(Web page and app entries)
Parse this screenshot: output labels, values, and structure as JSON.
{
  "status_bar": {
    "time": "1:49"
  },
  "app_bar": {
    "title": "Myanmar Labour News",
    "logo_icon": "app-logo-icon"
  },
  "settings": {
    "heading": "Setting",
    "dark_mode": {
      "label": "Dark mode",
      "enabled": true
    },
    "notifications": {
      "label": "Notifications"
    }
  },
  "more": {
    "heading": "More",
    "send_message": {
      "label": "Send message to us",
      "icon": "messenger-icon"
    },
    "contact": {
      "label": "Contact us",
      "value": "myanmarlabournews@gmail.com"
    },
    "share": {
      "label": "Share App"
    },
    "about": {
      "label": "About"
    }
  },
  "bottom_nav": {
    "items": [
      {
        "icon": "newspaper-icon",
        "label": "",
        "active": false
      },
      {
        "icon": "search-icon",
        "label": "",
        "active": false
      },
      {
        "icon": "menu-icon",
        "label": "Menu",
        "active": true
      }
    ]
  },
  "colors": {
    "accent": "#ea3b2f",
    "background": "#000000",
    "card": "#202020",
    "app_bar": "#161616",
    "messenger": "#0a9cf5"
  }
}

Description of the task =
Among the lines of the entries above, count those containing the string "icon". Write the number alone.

Exercise solution =
5